- Europe saw its warmest October on record, with much above average temperatures in the east, but below average in the southwest.
- Globally, it was the third warmest October in our record. The six warmest Octobers have all occurred in the last six years.
- In the Arctic, sea ice extent was the lowest for October since satellite measurements began in 1979. Meanwhile, in the Antarctic levels were above-average extent for the second month in a row, after 48 months of below-average extent.
Facts and figures don’t communicate all that well, so they have a YouTube clip, a brief one, to help …
In the above they report from Romania on the link between biodiversity and climate change, with projects to build bridges for bears and bring back the bison.

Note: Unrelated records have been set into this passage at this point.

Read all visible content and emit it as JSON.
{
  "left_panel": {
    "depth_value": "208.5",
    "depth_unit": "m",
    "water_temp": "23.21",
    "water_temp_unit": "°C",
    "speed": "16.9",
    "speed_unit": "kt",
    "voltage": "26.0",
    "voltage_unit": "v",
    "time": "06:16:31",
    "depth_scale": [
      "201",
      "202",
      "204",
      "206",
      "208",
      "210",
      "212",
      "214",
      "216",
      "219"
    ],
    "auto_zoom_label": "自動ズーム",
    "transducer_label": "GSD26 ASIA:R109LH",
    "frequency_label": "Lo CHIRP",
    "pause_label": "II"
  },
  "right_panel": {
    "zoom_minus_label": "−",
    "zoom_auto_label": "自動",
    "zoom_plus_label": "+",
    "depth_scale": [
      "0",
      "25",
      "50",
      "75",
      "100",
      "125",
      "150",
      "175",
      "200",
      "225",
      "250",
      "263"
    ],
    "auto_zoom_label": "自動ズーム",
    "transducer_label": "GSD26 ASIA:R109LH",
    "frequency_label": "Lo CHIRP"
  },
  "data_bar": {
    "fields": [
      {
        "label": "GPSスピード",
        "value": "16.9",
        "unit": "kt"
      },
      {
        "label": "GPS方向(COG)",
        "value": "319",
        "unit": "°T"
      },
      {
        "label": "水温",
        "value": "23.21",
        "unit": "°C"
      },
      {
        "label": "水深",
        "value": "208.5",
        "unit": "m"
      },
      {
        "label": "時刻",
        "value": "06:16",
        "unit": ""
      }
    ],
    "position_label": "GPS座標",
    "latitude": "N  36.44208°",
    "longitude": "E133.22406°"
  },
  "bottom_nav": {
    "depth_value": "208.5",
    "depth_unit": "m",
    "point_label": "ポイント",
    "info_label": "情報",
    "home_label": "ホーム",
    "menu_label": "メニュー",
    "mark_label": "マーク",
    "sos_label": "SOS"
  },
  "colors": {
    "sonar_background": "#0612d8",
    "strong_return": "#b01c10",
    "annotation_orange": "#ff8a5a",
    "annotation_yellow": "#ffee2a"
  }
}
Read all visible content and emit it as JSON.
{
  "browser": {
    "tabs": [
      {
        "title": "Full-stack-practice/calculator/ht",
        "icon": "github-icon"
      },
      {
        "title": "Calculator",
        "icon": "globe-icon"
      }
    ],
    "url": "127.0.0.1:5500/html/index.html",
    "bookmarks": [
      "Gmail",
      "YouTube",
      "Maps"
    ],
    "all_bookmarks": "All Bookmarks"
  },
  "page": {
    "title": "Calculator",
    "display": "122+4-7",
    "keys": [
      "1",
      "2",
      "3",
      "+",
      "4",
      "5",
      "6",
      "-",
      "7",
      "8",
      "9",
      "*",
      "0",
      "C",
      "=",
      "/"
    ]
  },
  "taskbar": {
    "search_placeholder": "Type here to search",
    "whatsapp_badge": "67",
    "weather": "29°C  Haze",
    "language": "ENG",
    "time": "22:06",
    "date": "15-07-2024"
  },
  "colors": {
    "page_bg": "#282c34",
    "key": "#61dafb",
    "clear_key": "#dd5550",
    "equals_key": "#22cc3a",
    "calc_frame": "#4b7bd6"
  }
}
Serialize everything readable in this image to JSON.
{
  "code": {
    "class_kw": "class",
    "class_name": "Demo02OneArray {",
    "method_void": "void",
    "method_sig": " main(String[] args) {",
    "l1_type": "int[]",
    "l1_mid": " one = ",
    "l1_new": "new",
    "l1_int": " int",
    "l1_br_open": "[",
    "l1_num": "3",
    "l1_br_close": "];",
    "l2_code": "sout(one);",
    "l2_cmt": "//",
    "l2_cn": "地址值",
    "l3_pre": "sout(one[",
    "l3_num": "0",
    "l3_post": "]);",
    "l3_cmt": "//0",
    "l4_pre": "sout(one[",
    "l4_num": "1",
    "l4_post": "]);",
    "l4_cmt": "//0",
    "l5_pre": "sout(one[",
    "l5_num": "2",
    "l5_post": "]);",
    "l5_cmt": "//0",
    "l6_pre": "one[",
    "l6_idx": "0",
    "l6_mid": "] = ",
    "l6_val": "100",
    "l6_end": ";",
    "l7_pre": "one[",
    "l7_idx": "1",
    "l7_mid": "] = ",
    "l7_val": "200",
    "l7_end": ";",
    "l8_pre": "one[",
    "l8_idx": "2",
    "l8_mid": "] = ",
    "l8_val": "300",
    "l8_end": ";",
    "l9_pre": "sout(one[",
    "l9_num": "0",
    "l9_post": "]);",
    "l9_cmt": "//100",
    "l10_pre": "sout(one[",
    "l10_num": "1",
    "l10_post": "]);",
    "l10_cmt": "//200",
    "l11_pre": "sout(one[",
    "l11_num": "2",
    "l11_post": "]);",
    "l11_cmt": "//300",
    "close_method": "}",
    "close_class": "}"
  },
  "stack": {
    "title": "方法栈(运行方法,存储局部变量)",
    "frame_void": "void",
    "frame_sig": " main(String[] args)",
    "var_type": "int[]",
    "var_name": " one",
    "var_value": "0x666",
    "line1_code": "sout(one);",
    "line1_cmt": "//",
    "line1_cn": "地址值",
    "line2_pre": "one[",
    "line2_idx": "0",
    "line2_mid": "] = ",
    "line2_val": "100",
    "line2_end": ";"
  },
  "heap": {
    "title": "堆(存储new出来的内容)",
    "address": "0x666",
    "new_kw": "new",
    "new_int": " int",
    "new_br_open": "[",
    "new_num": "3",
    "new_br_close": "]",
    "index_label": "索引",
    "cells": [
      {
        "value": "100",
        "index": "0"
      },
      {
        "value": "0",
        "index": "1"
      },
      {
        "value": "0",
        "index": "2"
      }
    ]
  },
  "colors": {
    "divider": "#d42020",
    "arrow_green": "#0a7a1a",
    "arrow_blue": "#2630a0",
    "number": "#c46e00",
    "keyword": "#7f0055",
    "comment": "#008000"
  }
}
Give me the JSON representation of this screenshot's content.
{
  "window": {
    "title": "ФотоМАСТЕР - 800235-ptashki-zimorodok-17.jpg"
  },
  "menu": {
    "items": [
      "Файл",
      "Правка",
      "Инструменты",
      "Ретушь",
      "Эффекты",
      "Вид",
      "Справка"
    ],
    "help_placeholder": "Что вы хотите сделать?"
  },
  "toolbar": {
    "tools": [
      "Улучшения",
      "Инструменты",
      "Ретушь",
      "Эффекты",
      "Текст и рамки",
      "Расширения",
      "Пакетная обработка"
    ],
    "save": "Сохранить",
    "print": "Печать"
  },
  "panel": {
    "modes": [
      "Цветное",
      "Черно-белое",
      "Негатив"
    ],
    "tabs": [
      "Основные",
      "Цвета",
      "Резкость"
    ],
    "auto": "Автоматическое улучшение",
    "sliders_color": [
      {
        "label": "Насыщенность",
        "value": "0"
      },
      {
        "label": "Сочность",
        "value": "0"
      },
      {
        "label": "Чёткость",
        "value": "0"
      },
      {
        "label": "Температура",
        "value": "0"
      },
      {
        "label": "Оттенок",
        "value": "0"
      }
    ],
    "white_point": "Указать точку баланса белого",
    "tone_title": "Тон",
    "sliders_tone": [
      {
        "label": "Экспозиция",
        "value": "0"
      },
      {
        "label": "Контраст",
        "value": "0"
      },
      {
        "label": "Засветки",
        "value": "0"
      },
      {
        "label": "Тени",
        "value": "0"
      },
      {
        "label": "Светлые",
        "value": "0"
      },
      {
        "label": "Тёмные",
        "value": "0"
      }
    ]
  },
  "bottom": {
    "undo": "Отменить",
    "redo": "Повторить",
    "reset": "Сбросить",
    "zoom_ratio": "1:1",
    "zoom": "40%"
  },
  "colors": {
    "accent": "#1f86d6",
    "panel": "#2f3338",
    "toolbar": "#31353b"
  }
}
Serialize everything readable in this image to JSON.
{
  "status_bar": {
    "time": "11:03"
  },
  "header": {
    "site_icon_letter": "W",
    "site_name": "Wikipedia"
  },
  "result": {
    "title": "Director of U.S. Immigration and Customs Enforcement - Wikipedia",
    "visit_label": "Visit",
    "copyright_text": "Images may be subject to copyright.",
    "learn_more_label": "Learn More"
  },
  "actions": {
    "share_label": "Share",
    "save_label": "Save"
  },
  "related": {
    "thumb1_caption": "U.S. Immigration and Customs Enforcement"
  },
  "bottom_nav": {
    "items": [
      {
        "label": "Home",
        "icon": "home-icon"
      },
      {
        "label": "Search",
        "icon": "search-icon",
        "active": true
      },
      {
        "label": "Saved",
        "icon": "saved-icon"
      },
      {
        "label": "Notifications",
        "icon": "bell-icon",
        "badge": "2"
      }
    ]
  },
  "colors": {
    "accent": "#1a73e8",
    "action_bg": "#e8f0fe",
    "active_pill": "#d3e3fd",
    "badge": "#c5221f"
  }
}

They also have details for Oct …
Here are a few notable details.
If you look back at every October and create a chart for each and every October, then this emerges …
You can also look back at surface air temperatures for the last 12 months and so this is what that looks like …
Temperatures averaged over the twelve-month period from November 2019 to October 2020 were:
- mostly above the 1981-2010 average over a large part of Siberia, and the Arctic Ocean to the north of Siberia and Alaska
- above average over virtually all of Europe, more so in the east
- above average over most other areas of land and ocean
- below average over a few land areas, particularly parts of western Canada and northern India
- below average over the eastern equatorial Pacific, the North Atlantic west of Ireland and several oceanic areas in the Southern Hemisphere.
To place that in context, here is a chart going back and looking to see what is going on over time …
#Climate – Arctic
The other very notable observation was this – The Arctic saw its lowest average October sea ice extent since satellite measurements began in 1979. October was the fourth consecutive month with ice-free or close to ice-free conditions along the Northern Sea Route.
On a global scale, yes the the Antarctic saw a second month of above average extents, but that was following 48 consecutive months of below average extent.
The place that Arctic October observation on a bigger scale, here is what is happening to sea ice for every October going back to 1979 …
There is of course, as always, a great deal more detail, I’ve simply plucked out a few highlights.
The trend is abundantly clear, it is all part of the far bigger story of the ongoing climate change that is unfolding.
Day to day we might not be conscious of it, but the data is there and it is telling us a story. It really is one that we should be not simply paying attention to, but instead it should motivate us to take meaningful decisive action to address what is unfolding.
It is not yet too late.